U.S. District Judge Reginald Lindsay agreed to the awards and imposed the sentence Wednesday in a plea agreement reached in December between Overseas Shipholding Group Inc. and federal prosecutors. OSG must pay $27 million for violations in Boston, Portland, Maine, Los Angeles, San Francisco and Wilmington, N.C.
OSG, one of the world's largest publicly traded oil tanker companies, agreed to pay another $10 million in January after pleading guilty to additional charges in Beaumont, Texas. The sentence there has not yet been imposed.
The company admitted to systematically dumping hundreds of thousands of gallons sludge and waste oil into the ocean and deliberately altering logbooks to conceal the illegal discharge.
The violations came to light after the whistleblowers were outraged by the systematic dumping, prosecutors said. In one case, a fitter allegedly was threatened with firing if he did not make a bypass pipe to facilitate the polluting. He responded by keeping a secret record of the dates of the oil discharges, prosecutors said.
Another whistleblower, a second engineer, called a Coast Guard hot line to report that ship officers were "tricking" an oil sensor by flushing it with fresh water.
"There should be no tolerance for those who deliberately despoil the environment," Lindsay said during the sentencing. The charges covered a pattern of actions stretching over five years, from 2001 to 2006.
OSG operations head Robert Johnston expressed regret on behalf of the company.
"What transpired is not in line with our company's core values and I want to assure you that we are working very hard to ensure this never happens again," he said in a statement he read in court.
The plea agreements in Boston and Texas require OSG to serve probation for three years, during which a federal monitor and outside auditing group will track the shipper's activities.

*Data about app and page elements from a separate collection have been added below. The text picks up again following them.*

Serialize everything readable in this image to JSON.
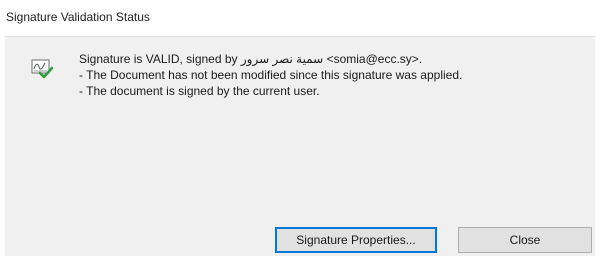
{
  "dialog": {
    "title": "Signature Validation Status",
    "message": {
      "line1": "Signature is VALID, signed by سمية نصر سرور <somia@ecc.sy>.",
      "line2": "- The Document has not been modified since this signature was applied.",
      "line3": "- The document is signed by the current user."
    },
    "icon": "signature-valid-icon",
    "buttons": {
      "properties_label": "Signature Properties...",
      "close_label": "Close"
    }
  }
}
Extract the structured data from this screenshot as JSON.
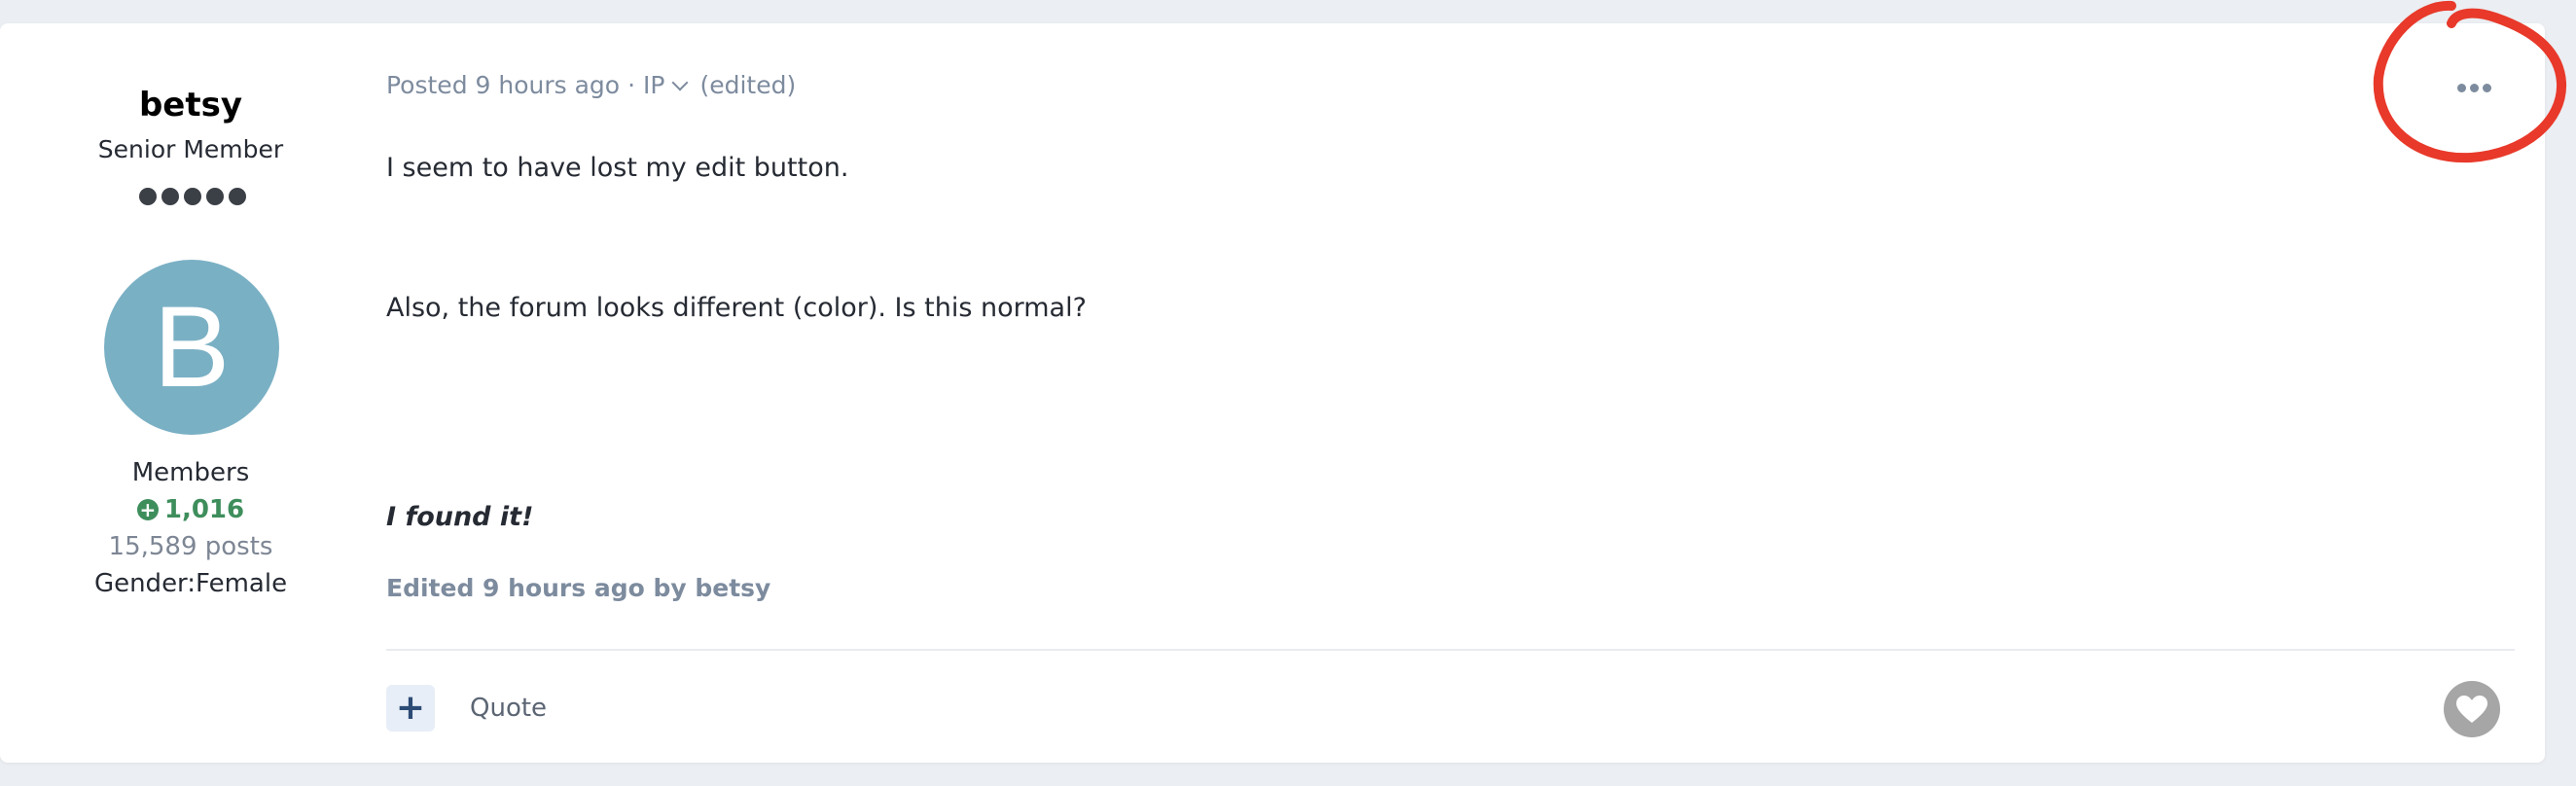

U.S. Attorney Michael Sullivan's office said the money collected from OSG will be divided among the districts affected by the dumping. At least $9 million will be earmarked to fund marine environmental projects.